Tumwater Campground, picnic area, near river. We lifted up a large piece of bark on a fallen over tree near the river that many uses as a seating area. There were many decomposers present including this interesting worm-like organism. It has an orange body for the most part with a bright red head. It measured about half an inch and moved slow. I actually think this might be a larva of an organism. The wood where it was found was moist and "spongy" although the surrounding temperature was in the high 70s.
Tumwater Campground, picnic area, next to river. These holes covered most of the area, but were quite difficult to notice. The "hill" is about 1-2 inches in diameter with the hole in the middle around 1/8 of an inch. I cannot identify what kind of ants these hills belong to although I am guessing the species of ant is medium in size. There were actually not many ants visible when was there.
Hypogymnia imshaugii, a pollution tolerant lichen. The cups at ends are the sexual organs, they produce spores. The inflated lobes are hallow and white inside.
The flower is underneath the leaves. Leaves are waxy. Break a leaf in half and take a whiff; it smells strongly of ginger.
This lichen is variable in color on bottom ranging from black, brown, or white. It is pollution tolerant.
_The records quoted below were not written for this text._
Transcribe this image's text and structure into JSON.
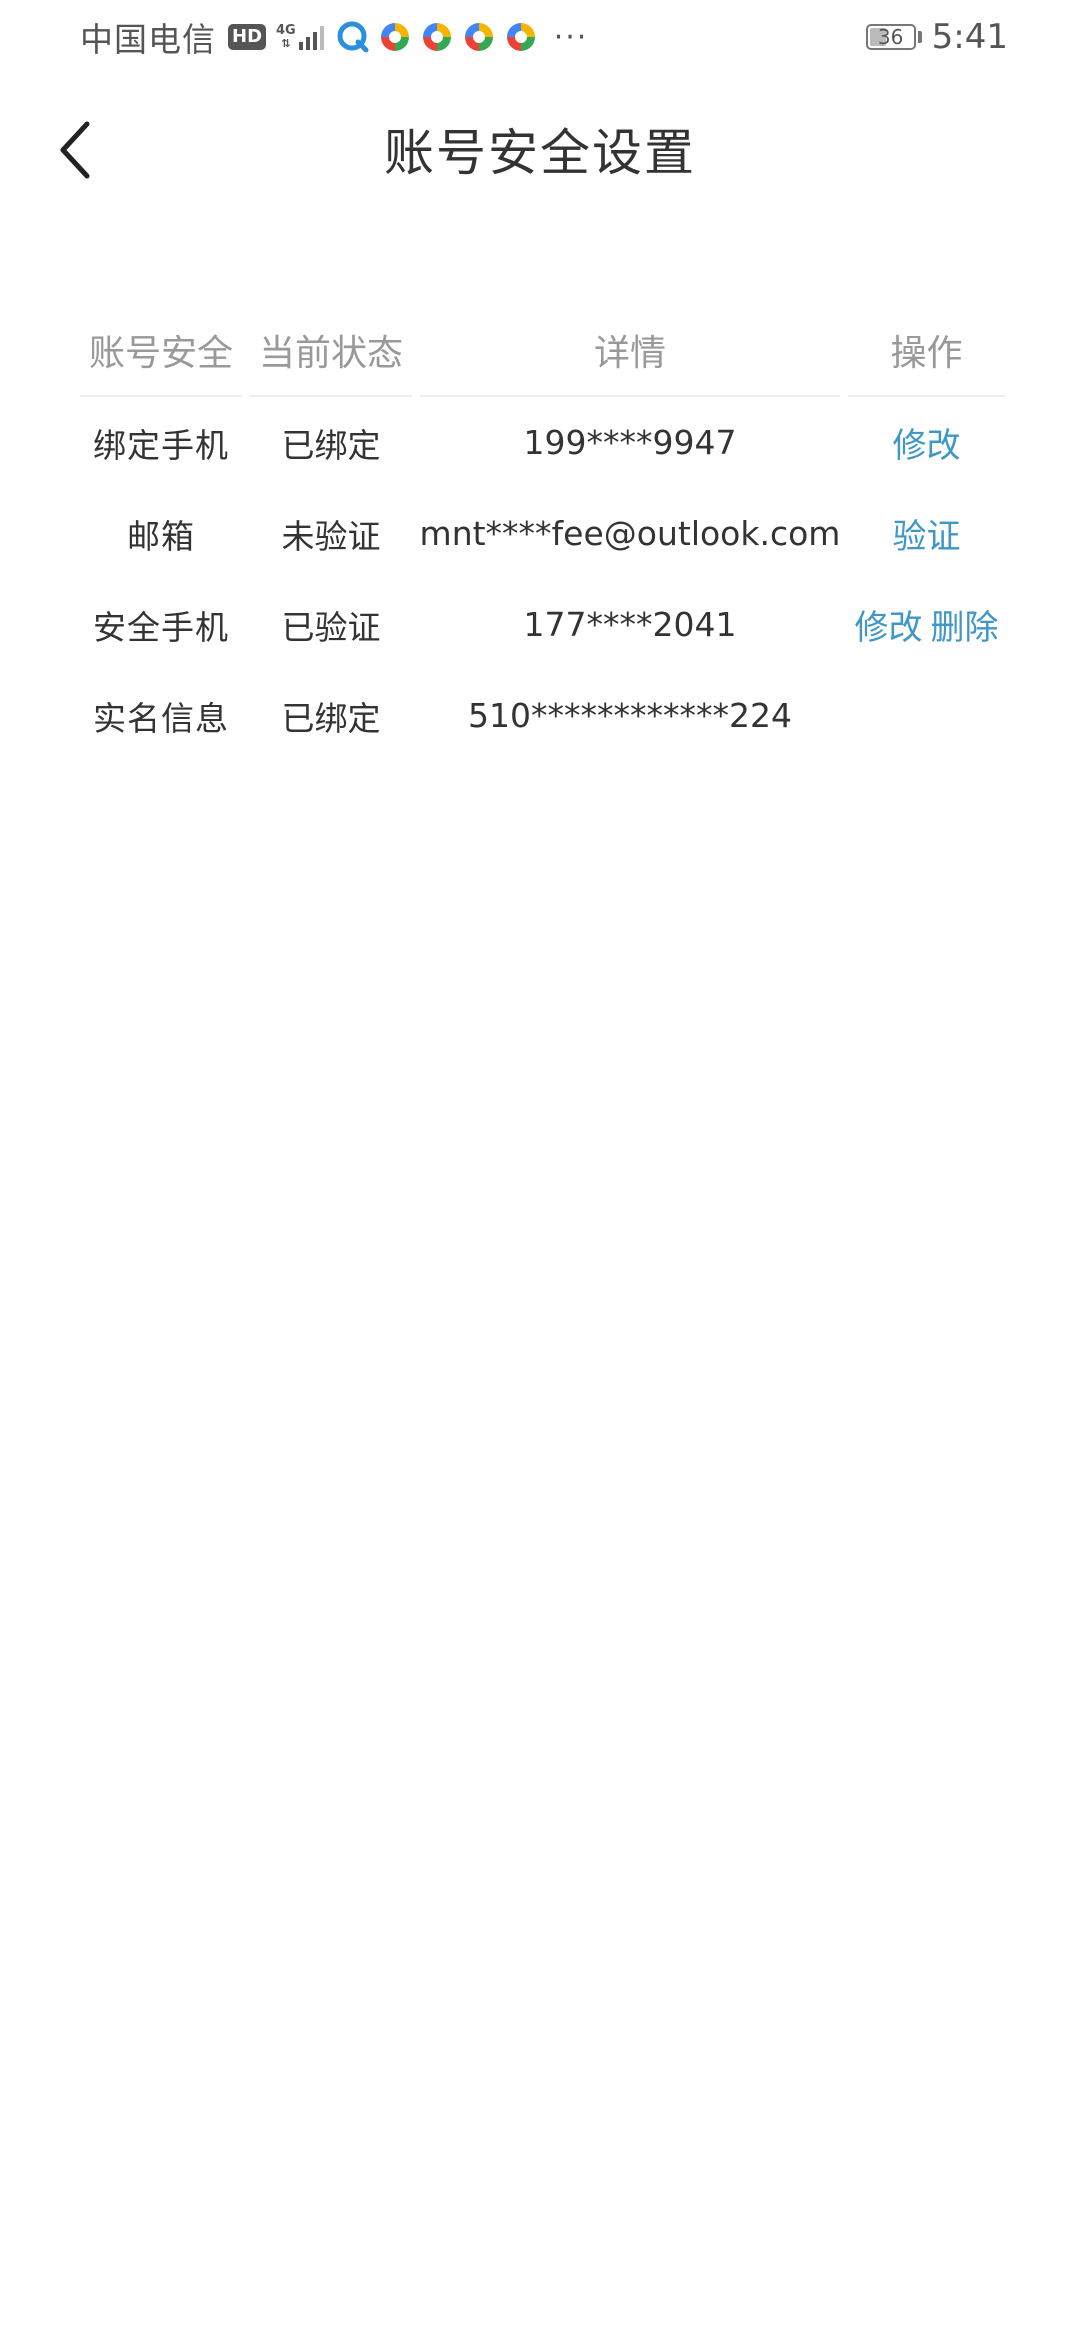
{
  "status_bar": {
    "carrier": "中国电信",
    "hd_badge": "HD",
    "network_type": "4G",
    "battery_level": "36",
    "time": "5:41",
    "more": "···"
  },
  "header": {
    "title": "账号安全设置"
  },
  "table": {
    "headers": [
      "账号安全",
      "当前状态",
      "详情",
      "操作"
    ],
    "rows": [
      {
        "item": "绑定手机",
        "status": "已绑定",
        "detail": "199****9947",
        "actions": [
          "修改"
        ]
      },
      {
        "item": "邮箱",
        "status": "未验证",
        "detail": "mnt****fee@outlook.com",
        "actions": [
          "验证"
        ]
      },
      {
        "item": "安全手机",
        "status": "已验证",
        "detail": "177****2041",
        "actions": [
          "修改",
          "删除"
        ]
      },
      {
        "item": "实名信息",
        "status": "已绑定",
        "detail": "510************224",
        "actions": []
      }
    ]
  },
  "colors": {
    "accent_link": "#3f97c6",
    "header_text": "#999999",
    "body_text": "#333333"
  }
}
Only present in eastern Washington in abundance. The lime green color is caused by a compound called vulpinic acid; a toxin used to kill wolves.